The long term

Bougainville's future depends on the extent to which the underlying causes of the conflict – the sense of social, economic and political injustice – are understood and addressed. But while Bougainville remains dependent on outside aid for its financial base, there is concern that they will not be able to achieve this goal. There is reason to doubt whether those providing the aid are willing to allow Bougainvilleans to take the lead in implementing development programmes that address these issues.

There is also a concern that the Bougainville leadership may not be equipped to deal with this problem. The protracted political negotiations have kept the focus of the Bougainville leadership on political issues at the expense of post-conflict development issues. The inability of the current provincial Bougainville government to provide coherent coordination of international aid means by and large that agencies can, and do, fulfil their own agendas in relative isolation. The focus of most of the large aid projects in Bougainville has been on re-building infrastructure and the economy while demonstrating a tangible 'peace dividend'. This focus, while important, risks raising expectations and simply re-building some of the conditions and inequities that contributed to the conflict in the first place.


The early Bougainville experience showed us that sometimes a relatively small financial contribution can have a seemingly significant impact. It demonstrated that aid is about more than funding – that building trust and acting with understanding and respect for Bougainvillean communities and Bougainvillean priorities ensured the effectiveness of outside aid interventions. Also, we have learned that for aid agencies to play a role in ensuring that the peace is sustained in the long term, it is vital that they be guided by a critical analysis of the root causes of the conflict.
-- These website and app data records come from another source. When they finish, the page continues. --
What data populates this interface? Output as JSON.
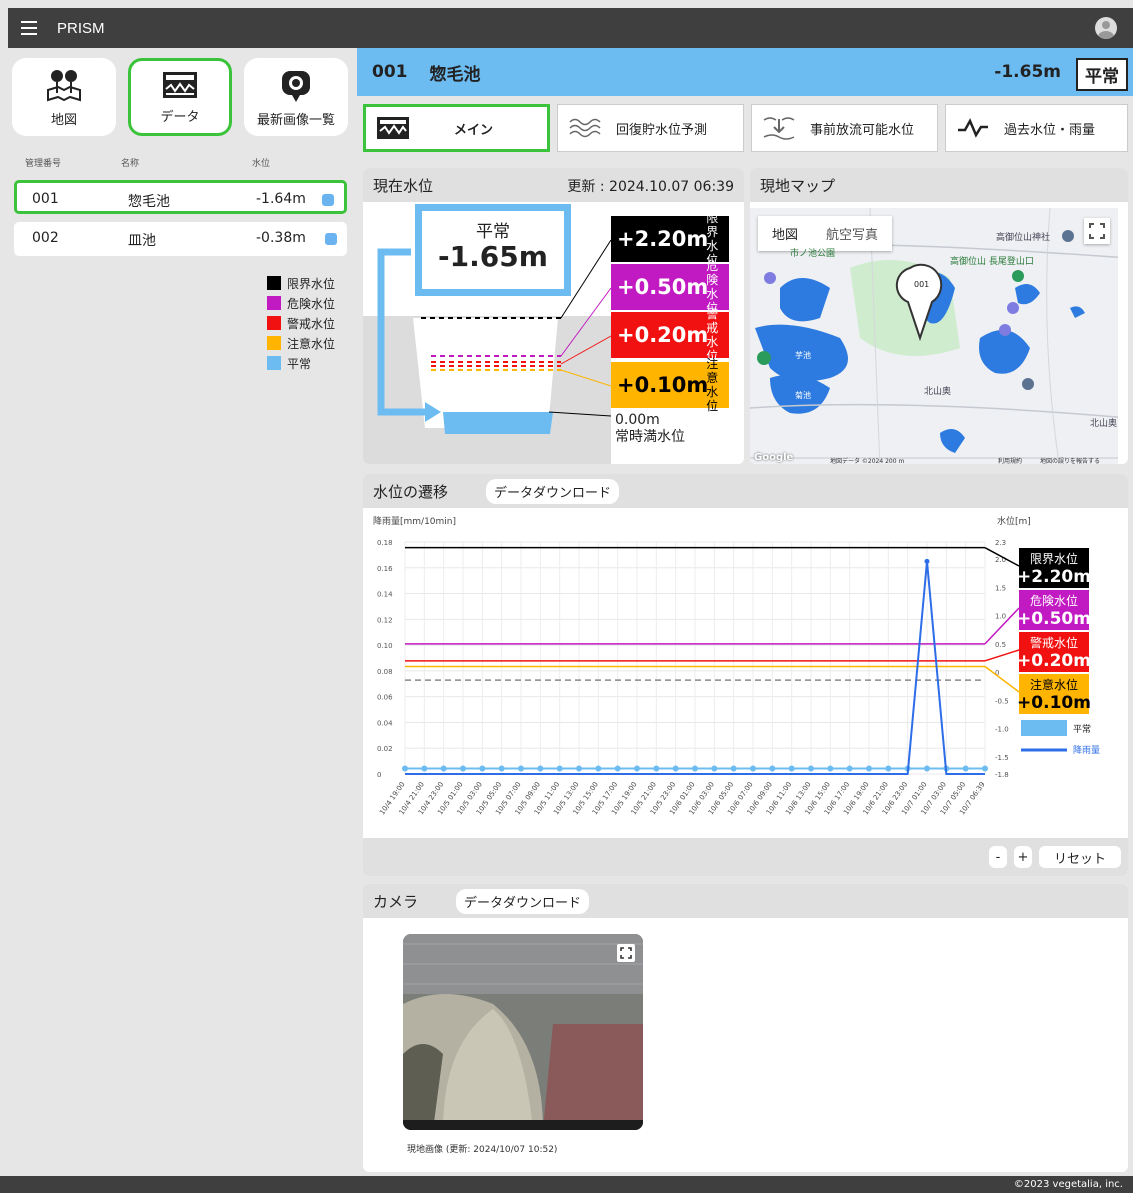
{
  "app": {
    "title": "PRISM"
  },
  "nav": [
    {
      "label": "地図"
    },
    {
      "label": "データ"
    },
    {
      "label": "最新画像一覧"
    }
  ],
  "list": {
    "headers": {
      "id": "管理番号",
      "name": "名称",
      "level": "水位"
    },
    "rows": [
      {
        "id": "001",
        "name": "惣毛池",
        "level": "-1.64m"
      },
      {
        "id": "002",
        "name": "皿池",
        "level": "-0.38m"
      }
    ]
  },
  "legend": [
    {
      "label": "限界水位",
      "color": "#000000"
    },
    {
      "label": "危険水位",
      "color": "#c21ac2"
    },
    {
      "label": "警戒水位",
      "color": "#f21111"
    },
    {
      "label": "注意水位",
      "color": "#ffb400"
    },
    {
      "label": "平常",
      "color": "#6cbcf2"
    }
  ],
  "header": {
    "id": "001",
    "name": "惣毛池",
    "level": "-1.65m",
    "status": "平常"
  },
  "tabs": [
    {
      "label": "メイン"
    },
    {
      "label": "回復貯水位予測"
    },
    {
      "label": "事前放流可能水位"
    },
    {
      "label": "過去水位・雨量"
    }
  ],
  "current": {
    "title": "現在水位",
    "updated": "更新 : 2024.10.07 06:39",
    "status": "平常",
    "value": "-1.65m",
    "thresholds": [
      {
        "value": "+2.20m",
        "label": "限界水位",
        "color": "#000000"
      },
      {
        "value": "+0.50m",
        "label": "危険水位",
        "color": "#c21ac2"
      },
      {
        "value": "+0.20m",
        "label": "警戒水位",
        "color": "#f21111"
      },
      {
        "value": "+0.10m",
        "label": "注意水位",
        "color": "#ffb400"
      }
    ],
    "base_value": "0.00m",
    "base_label": "常時満水位"
  },
  "map": {
    "title": "現地マップ",
    "btn_map": "地図",
    "btn_photo": "航空写真",
    "marker": "001",
    "labels": [
      "高御位山神社",
      "市ノ池公園",
      "高御位山 長尾登山口",
      "北山奥",
      "北山奥",
      "北山奥"
    ],
    "attribution": "地図データ ©2024   200 m",
    "brand": "Google",
    "terms": "利用規約",
    "report": "地図の誤りを報告する",
    "pond1": "芋池",
    "pond2": "菊池",
    "pond3": "北山奥",
    "north_shrine": "北山奥"
  },
  "chart_section": {
    "title": "水位の遷移",
    "download": "データダウンロード",
    "reset": "リセット",
    "minus": "-",
    "plus": "+"
  },
  "chart_data": {
    "type": "line",
    "ylabel_left": "降雨量[mm/10min]",
    "ylabel_right": "水位[m]",
    "y_left_ticks": [
      "0.18",
      "0.16",
      "0.14",
      "0.12",
      "0.10",
      "0.08",
      "0.06",
      "0.04",
      "0.02",
      "0"
    ],
    "y_right_ticks": [
      "2.3",
      "2.0",
      "1.5",
      "1.0",
      "0.5",
      "0",
      "-0.5",
      "-1.0",
      "-1.5",
      "-1.8"
    ],
    "ylim_right": [
      -1.8,
      2.3
    ],
    "x": [
      "10/4 19:00",
      "10/4 21:00",
      "10/4 23:00",
      "10/5 01:00",
      "10/5 03:00",
      "10/5 05:00",
      "10/5 07:00",
      "10/5 09:00",
      "10/5 11:00",
      "10/5 13:00",
      "10/5 15:00",
      "10/5 17:00",
      "10/5 19:00",
      "10/5 21:00",
      "10/5 23:00",
      "10/6 01:00",
      "10/6 03:00",
      "10/6 05:00",
      "10/6 07:00",
      "10/6 09:00",
      "10/6 11:00",
      "10/6 13:00",
      "10/6 15:00",
      "10/6 17:00",
      "10/6 19:00",
      "10/6 21:00",
      "10/6 23:00",
      "10/7 01:00",
      "10/7 03:00",
      "10/7 05:00",
      "10/7 06:39"
    ],
    "thresholds": [
      {
        "name": "限界水位",
        "value": 2.2,
        "label": "+2.20m",
        "color": "#000000"
      },
      {
        "name": "危険水位",
        "value": 0.5,
        "label": "+0.50m",
        "color": "#c21ac2"
      },
      {
        "name": "警戒水位",
        "value": 0.2,
        "label": "+0.20m",
        "color": "#f21111"
      },
      {
        "name": "注意水位",
        "value": 0.1,
        "label": "+0.10m",
        "color": "#ffb400"
      }
    ],
    "series": [
      {
        "name": "平常",
        "values": [
          -1.65,
          -1.65,
          -1.65,
          -1.65,
          -1.65,
          -1.65,
          -1.65,
          -1.65,
          -1.65,
          -1.65,
          -1.65,
          -1.65,
          -1.65,
          -1.65,
          -1.65,
          -1.65,
          -1.65,
          -1.65,
          -1.65,
          -1.65,
          -1.65,
          -1.65,
          -1.65,
          -1.65,
          -1.65,
          -1.65,
          -1.65,
          -1.65,
          -1.65,
          -1.65,
          -1.65
        ],
        "color": "#6cbcf2"
      },
      {
        "name": "降雨量",
        "values": [
          0,
          0,
          0,
          0,
          0,
          0,
          0,
          0,
          0,
          0,
          0,
          0,
          0,
          0,
          0,
          0,
          0,
          0,
          0,
          0,
          0,
          0,
          0,
          0,
          0,
          0,
          0,
          0.165,
          0,
          0,
          0
        ],
        "color": "#2d6de8"
      }
    ]
  },
  "camera": {
    "title": "カメラ",
    "download": "データダウンロード",
    "caption": "現地画像 (更新: 2024/10/07 10:52)"
  },
  "footer": "©2023 vegetalia, inc."
}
The challenge now is for the experiences of Bougainville to be institutionalised into aid agency approaches. Early in 1998 an old man in central Bougainville said to me 'the crisis has been our university and we don't want to lose what we have learnt'. Aid agencies would do well to follow his advice.